__Problem requirements__
Each image should be skipped while the records are restated word for word.

· · · ·

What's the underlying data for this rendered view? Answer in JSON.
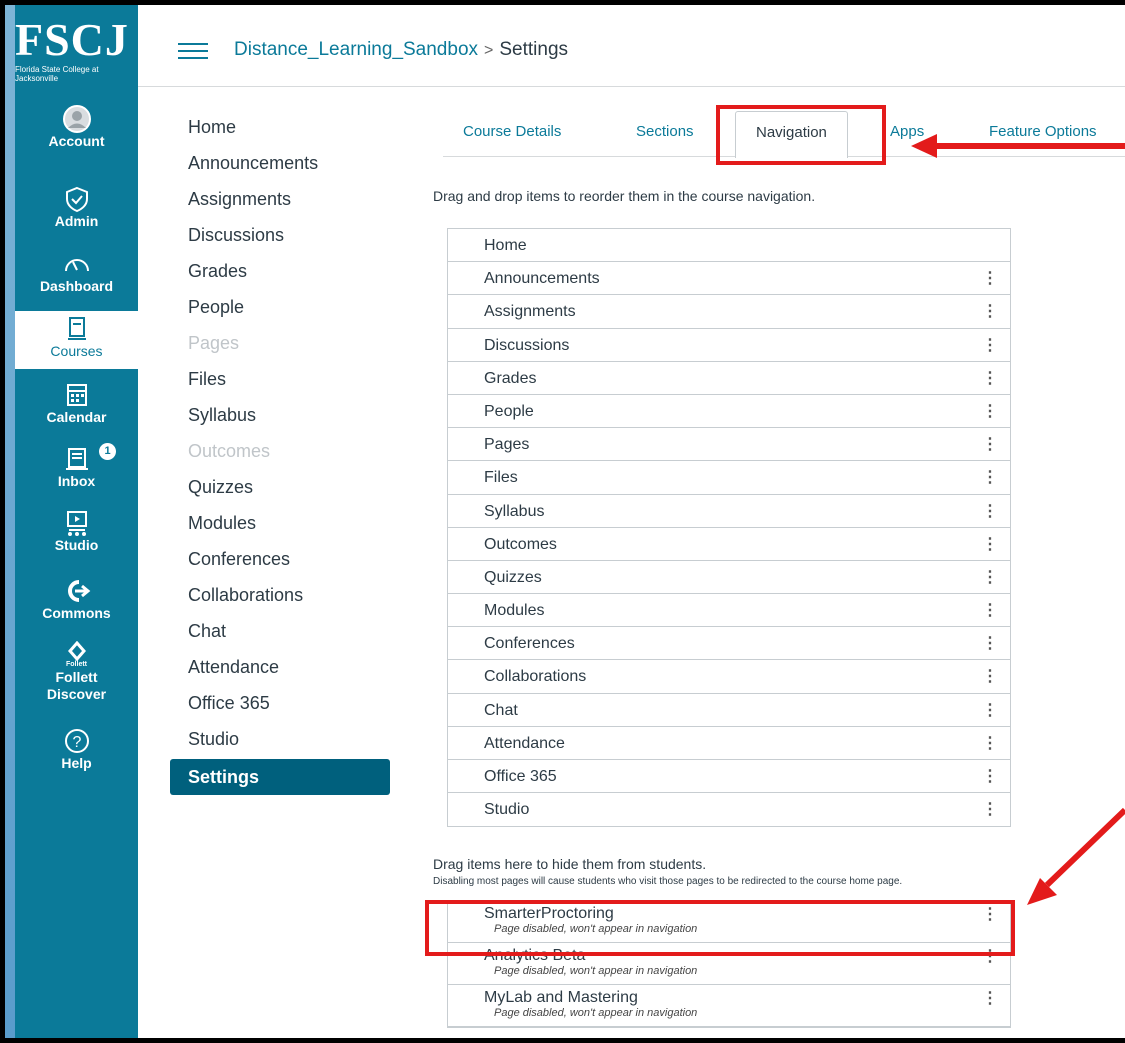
{
  "logo": {
    "text": "FSCJ",
    "subtext": "Florida State College at Jacksonville"
  },
  "global_nav": [
    {
      "label": "Account",
      "icon": "account-icon"
    },
    {
      "label": "Admin",
      "icon": "admin-icon"
    },
    {
      "label": "Dashboard",
      "icon": "dashboard-icon"
    },
    {
      "label": "Courses",
      "icon": "courses-icon"
    },
    {
      "label": "Calendar",
      "icon": "calendar-icon"
    },
    {
      "label": "Inbox",
      "icon": "inbox-icon",
      "badge": "1"
    },
    {
      "label": "Studio",
      "icon": "studio-icon"
    },
    {
      "label": "Commons",
      "icon": "commons-icon"
    },
    {
      "label": "Follett Discover",
      "icon": "follett-icon",
      "icon_text": "Follett"
    },
    {
      "label": "Help",
      "icon": "help-icon"
    }
  ],
  "breadcrumb": {
    "course": "Distance_Learning_Sandbox",
    "separator": ">",
    "page": "Settings"
  },
  "course_nav": [
    "Home",
    "Announcements",
    "Assignments",
    "Discussions",
    "Grades",
    "People",
    "Pages",
    "Files",
    "Syllabus",
    "Outcomes",
    "Quizzes",
    "Modules",
    "Conferences",
    "Collaborations",
    "Chat",
    "Attendance",
    "Office 365",
    "Studio",
    "Settings"
  ],
  "tabs": [
    "Course Details",
    "Sections",
    "Navigation",
    "Apps",
    "Feature Options"
  ],
  "hint_reorder": "Drag and drop items to reorder them in the course navigation.",
  "nav_items": [
    "Home",
    "Announcements",
    "Assignments",
    "Discussions",
    "Grades",
    "People",
    "Pages",
    "Files",
    "Syllabus",
    "Outcomes",
    "Quizzes",
    "Modules",
    "Conferences",
    "Collaborations",
    "Chat",
    "Attendance",
    "Office 365",
    "Studio"
  ],
  "hint_hide": "Drag items here to hide them from students.",
  "hint_disable": "Disabling most pages will cause students who visit those pages to be redirected to the course home page.",
  "hidden_items": [
    {
      "title": "SmarterProctoring",
      "status": "Page disabled, won't appear in navigation"
    },
    {
      "title": "Analytics Beta",
      "status": "Page disabled, won't appear in navigation"
    },
    {
      "title": "MyLab and Mastering",
      "status": "Page disabled, won't appear in navigation"
    }
  ],
  "kebab_glyph": "⋮",
  "colors": {
    "brand": "#0b7a99",
    "settings_active": "#00607d",
    "annotation": "#e31b1b"
  }
}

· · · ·

__Problem solution__
What's the underlying data for this rendered view? Answer in JSON.
{
  "logo": {
    "text": "FSCJ",
    "subtext": "Florida State College at Jacksonville"
  },
  "global_nav": [
    {
      "label": "Account",
      "icon": "account-icon"
    },
    {
      "label": "Admin",
      "icon": "admin-icon"
    },
    {
      "label": "Dashboard",
      "icon": "dashboard-icon"
    },
    {
      "label": "Courses",
      "icon": "courses-icon"
    },
    {
      "label": "Calendar",
      "icon": "calendar-icon"
    },
    {
      "label": "Inbox",
      "icon": "inbox-icon",
      "badge": "1"
    },
    {
      "label": "Studio",
      "icon": "studio-icon"
    },
    {
      "label": "Commons",
      "icon": "commons-icon"
    },
    {
      "label": "Follett Discover",
      "icon": "follett-icon",
      "icon_text": "Follett"
    },
    {
      "label": "Help",
      "icon": "help-icon"
    }
  ],
  "breadcrumb": {
    "course": "Distance_Learning_Sandbox",
    "separator": ">",
    "page": "Settings"
  },
  "course_nav": [
    "Home",
    "Announcements",
    "Assignments",
    "Discussions",
    "Grades",
    "People",
    "Pages",
    "Files",
    "Syllabus",
    "Outcomes",
    "Quizzes",
    "Modules",
    "Conferences",
    "Collaborations",
    "Chat",
    "Attendance",
    "Office 365",
    "Studio",
    "Settings"
  ],
  "tabs": [
    "Course Details",
    "Sections",
    "Navigation",
    "Apps",
    "Feature Options"
  ],
  "hint_reorder": "Drag and drop items to reorder them in the course navigation.",
  "nav_items": [
    "Home",
    "Announcements",
    "Assignments",
    "Discussions",
    "Grades",
    "People",
    "Pages",
    "Files",
    "Syllabus",
    "Outcomes",
    "Quizzes",
    "Modules",
    "Conferences",
    "Collaborations",
    "Chat",
    "Attendance",
    "Office 365",
    "Studio"
  ],
  "hint_hide": "Drag items here to hide them from students.",
  "hint_disable": "Disabling most pages will cause students who visit those pages to be redirected to the course home page.",
  "hidden_items": [
    {
      "title": "SmarterProctoring",
      "status": "Page disabled, won't appear in navigation"
    },
    {
      "title": "Analytics Beta",
      "status": "Page disabled, won't appear in navigation"
    },
    {
      "title": "MyLab and Mastering",
      "status": "Page disabled, won't appear in navigation"
    }
  ],
  "kebab_glyph": "⋮",
  "colors": {
    "brand": "#0b7a99",
    "settings_active": "#00607d",
    "annotation": "#e31b1b"
  }
}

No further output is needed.